Kiel University and Kiel Institute for the World Economy, Germany and Loyola Marymount University, USA email@example.com
Third-party decision-makers, or spectators, have emerged as a useful empirical tool in modern social science research on moral motivation. Spectators of a sort also serve a central role in Adam Smith's moral theory. This paper compares these two types of spectatorship with respect to their goals, methodologies, visions of human nature and emphasis on moral rules. I find important similarities and differences and conclude that this comparison suggests significant opportunities for philosophical ethics to inform empirical and theoretical research on moral preferences and vice versa.

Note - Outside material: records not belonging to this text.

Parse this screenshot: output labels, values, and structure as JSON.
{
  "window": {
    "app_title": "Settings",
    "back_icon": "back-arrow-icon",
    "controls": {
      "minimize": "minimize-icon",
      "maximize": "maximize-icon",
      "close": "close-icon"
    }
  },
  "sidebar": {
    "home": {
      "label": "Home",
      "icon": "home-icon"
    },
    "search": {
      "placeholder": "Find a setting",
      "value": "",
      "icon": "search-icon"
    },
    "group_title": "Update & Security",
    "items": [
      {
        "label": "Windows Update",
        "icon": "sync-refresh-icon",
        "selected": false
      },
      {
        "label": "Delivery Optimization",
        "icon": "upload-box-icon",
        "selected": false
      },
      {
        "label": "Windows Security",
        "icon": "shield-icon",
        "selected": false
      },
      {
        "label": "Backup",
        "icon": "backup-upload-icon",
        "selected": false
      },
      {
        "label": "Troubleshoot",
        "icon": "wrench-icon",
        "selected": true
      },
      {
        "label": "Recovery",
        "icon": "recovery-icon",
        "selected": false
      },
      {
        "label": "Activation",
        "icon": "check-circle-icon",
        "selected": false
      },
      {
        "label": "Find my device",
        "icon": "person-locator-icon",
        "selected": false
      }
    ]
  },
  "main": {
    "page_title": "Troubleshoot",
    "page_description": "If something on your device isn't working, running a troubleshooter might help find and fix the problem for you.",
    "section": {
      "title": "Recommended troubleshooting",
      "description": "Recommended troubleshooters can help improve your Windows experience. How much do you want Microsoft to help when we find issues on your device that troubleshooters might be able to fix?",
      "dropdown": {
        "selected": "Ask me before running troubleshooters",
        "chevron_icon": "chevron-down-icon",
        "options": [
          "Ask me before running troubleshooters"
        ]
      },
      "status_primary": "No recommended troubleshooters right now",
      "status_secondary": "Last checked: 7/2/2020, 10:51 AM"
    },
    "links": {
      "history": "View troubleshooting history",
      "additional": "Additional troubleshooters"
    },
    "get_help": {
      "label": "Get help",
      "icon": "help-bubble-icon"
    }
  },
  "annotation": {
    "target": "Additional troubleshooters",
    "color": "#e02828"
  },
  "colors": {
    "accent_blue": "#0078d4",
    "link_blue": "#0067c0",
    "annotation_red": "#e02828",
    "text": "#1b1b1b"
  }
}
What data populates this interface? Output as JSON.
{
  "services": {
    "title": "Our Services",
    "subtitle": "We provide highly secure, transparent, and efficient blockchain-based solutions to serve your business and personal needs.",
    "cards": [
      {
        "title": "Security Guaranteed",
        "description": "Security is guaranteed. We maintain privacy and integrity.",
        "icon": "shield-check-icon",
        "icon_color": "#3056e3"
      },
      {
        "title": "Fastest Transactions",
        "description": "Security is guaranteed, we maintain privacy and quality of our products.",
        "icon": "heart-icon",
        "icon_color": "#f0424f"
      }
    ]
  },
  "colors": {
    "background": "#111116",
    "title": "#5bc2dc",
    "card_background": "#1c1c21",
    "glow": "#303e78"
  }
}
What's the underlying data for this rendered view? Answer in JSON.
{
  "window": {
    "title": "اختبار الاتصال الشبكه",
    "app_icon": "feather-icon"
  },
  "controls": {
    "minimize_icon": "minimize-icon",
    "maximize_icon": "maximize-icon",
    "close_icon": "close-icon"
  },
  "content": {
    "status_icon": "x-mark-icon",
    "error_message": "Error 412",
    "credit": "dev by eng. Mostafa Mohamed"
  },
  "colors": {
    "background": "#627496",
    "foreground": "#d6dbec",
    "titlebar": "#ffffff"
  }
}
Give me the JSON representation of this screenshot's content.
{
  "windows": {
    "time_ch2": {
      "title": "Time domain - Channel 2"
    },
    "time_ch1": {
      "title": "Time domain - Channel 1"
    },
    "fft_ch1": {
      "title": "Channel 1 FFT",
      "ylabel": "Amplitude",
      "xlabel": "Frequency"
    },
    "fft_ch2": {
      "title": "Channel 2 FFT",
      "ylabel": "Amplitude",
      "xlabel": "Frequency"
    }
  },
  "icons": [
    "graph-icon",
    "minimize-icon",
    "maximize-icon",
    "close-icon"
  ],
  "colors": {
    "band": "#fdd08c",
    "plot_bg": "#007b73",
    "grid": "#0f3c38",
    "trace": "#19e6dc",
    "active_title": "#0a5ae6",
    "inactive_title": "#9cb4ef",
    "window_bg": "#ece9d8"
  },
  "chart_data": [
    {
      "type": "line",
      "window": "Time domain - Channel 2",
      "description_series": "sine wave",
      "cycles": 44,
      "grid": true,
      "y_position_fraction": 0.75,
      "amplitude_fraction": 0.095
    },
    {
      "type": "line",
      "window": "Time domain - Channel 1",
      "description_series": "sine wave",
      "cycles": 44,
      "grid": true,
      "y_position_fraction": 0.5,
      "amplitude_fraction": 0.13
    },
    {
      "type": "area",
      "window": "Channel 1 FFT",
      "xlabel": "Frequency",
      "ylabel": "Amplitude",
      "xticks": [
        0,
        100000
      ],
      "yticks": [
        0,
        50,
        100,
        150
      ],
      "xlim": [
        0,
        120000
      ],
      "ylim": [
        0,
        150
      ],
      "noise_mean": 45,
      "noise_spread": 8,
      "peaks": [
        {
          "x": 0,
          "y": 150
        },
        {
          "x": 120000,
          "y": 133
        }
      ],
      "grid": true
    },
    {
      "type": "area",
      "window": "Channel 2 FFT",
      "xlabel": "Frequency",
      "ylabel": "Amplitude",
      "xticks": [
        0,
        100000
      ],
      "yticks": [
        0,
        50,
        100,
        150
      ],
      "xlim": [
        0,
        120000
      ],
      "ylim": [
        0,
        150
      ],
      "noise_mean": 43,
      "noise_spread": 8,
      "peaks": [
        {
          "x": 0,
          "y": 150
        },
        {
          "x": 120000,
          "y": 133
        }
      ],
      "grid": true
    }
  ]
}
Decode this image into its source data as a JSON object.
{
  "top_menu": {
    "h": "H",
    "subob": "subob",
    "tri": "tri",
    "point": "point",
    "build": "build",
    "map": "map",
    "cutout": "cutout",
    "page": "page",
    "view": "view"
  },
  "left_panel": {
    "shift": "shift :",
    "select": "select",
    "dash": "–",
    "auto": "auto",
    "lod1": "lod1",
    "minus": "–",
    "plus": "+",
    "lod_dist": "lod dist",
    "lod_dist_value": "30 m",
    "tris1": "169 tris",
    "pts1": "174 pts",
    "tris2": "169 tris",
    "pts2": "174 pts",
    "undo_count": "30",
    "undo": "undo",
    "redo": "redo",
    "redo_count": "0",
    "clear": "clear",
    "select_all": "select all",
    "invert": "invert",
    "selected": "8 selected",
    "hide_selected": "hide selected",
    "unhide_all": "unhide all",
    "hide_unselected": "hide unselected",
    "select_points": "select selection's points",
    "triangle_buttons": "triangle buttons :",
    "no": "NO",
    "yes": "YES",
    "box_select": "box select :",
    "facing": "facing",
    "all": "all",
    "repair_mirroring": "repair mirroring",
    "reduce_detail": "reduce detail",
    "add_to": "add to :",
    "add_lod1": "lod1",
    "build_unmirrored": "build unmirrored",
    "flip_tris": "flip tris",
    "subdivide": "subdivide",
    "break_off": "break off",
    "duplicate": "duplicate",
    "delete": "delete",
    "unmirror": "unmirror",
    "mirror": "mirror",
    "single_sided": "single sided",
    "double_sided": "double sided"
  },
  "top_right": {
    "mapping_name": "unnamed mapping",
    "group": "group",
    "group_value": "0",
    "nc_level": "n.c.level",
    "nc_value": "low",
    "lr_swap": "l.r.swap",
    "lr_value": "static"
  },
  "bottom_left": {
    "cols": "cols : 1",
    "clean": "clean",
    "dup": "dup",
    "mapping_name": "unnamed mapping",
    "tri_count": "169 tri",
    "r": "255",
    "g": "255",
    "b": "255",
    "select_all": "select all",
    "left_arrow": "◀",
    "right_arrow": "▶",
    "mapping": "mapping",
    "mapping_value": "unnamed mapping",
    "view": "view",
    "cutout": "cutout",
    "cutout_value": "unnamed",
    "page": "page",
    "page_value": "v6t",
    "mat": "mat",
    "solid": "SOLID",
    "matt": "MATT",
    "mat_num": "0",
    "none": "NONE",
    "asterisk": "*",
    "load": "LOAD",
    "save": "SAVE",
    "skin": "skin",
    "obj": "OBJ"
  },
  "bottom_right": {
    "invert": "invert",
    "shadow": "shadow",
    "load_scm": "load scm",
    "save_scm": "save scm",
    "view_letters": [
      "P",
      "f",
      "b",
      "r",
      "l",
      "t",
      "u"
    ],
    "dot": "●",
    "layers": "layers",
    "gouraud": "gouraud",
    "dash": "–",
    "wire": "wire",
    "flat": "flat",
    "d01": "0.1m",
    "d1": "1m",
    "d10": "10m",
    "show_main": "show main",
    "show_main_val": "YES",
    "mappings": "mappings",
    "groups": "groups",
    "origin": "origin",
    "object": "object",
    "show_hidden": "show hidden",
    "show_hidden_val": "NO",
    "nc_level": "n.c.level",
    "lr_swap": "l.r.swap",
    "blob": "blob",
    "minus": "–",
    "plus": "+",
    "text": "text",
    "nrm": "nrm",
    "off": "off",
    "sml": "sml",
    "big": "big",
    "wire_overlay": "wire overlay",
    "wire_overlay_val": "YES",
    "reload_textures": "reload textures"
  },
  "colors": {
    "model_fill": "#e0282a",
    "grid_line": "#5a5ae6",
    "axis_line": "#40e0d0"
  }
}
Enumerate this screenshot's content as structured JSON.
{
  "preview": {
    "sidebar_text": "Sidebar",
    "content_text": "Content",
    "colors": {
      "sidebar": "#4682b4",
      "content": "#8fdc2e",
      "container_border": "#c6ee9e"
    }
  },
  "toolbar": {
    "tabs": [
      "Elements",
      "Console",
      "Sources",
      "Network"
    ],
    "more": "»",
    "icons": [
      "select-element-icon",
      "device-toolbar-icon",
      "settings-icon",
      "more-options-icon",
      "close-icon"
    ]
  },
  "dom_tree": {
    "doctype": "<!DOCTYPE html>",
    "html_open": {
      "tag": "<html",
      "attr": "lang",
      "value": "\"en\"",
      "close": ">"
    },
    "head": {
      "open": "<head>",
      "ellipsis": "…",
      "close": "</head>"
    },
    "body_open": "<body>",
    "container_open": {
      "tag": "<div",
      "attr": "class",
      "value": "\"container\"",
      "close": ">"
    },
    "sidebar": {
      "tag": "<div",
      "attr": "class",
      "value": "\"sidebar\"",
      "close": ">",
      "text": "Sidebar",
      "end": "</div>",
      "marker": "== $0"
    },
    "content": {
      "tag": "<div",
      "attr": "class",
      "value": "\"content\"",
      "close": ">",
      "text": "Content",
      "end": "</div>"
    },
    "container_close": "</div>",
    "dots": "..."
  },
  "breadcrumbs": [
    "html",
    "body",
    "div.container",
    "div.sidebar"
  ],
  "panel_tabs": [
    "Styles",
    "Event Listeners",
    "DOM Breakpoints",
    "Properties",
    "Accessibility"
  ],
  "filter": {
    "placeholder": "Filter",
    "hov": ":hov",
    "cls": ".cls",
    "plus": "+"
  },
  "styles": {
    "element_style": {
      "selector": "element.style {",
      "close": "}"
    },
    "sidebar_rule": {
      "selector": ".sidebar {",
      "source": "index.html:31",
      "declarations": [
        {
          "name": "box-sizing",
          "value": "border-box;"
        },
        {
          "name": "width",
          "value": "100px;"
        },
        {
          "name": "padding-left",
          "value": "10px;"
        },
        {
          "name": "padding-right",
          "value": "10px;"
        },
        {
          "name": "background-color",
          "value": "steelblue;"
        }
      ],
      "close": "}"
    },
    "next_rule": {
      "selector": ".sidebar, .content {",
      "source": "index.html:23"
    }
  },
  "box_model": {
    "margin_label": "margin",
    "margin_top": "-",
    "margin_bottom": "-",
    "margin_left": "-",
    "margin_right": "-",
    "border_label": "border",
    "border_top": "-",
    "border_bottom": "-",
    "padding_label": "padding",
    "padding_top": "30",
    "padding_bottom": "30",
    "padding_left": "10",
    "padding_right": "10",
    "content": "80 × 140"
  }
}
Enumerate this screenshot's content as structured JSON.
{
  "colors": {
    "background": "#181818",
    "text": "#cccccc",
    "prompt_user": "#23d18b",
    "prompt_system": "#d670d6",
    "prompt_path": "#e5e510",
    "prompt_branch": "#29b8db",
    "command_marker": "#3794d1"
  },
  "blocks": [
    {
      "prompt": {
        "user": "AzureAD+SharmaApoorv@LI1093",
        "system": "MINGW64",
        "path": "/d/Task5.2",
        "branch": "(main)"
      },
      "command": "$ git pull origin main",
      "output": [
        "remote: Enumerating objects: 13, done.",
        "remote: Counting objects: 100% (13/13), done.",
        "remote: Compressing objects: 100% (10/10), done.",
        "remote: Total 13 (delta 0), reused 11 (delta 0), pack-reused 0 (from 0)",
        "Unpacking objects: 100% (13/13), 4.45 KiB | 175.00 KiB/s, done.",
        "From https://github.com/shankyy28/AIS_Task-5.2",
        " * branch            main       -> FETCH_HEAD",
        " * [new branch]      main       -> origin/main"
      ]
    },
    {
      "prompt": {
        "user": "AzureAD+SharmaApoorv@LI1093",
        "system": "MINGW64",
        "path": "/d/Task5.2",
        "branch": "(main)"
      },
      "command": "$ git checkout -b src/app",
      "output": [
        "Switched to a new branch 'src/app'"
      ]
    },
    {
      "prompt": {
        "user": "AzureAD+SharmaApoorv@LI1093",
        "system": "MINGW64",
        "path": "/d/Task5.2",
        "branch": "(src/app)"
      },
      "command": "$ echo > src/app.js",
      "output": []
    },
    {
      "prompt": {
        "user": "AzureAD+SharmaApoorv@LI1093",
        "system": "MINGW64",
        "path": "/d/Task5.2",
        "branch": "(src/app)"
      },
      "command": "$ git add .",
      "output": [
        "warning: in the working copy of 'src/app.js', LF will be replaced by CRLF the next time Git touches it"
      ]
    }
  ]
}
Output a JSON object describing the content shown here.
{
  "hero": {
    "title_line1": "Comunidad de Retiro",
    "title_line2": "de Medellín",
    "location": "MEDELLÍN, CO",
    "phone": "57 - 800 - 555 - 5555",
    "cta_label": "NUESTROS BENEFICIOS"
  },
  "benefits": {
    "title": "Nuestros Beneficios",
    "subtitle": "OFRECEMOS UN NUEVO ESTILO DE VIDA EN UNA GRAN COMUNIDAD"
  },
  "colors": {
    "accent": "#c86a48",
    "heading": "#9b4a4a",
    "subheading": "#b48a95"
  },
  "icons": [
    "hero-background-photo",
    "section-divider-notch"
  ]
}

James Konow is Chair of Economics and Ethics at Kiel University and the Kiel Institute for the World Economy and Professor of Economics at Loyola Marymount University. He employs empirical and theoretical methods to investigate positive and normative aspects of ethics in economics. His main interests include distributive justice, altruism, happiness, impartiality, and environmental economics and ethics.
This paper is one product of the 2009 conference celebrating the 250th anniversary of the publication of The Theory of Moral Sentiments at the Centre for the Study of Mind in Nature in Oslo. I wish to thank two referees and the Editor of this journal, Christian List, for very helpful and constructive comments. I also wish to acknowledge very useful feedback on earlier versions from Martin Binder, Matthew Braham, Maria Carrasco, Thomas Cushman, Sam Fleischacker, Christel Fricke, John O'Neill, Mozaffar Qizilbash, Jonathan Riley, Christian Schubert, Bob Sugden and Viktor Vanberg. Any shortcomings remain, of course, the sole property of the author.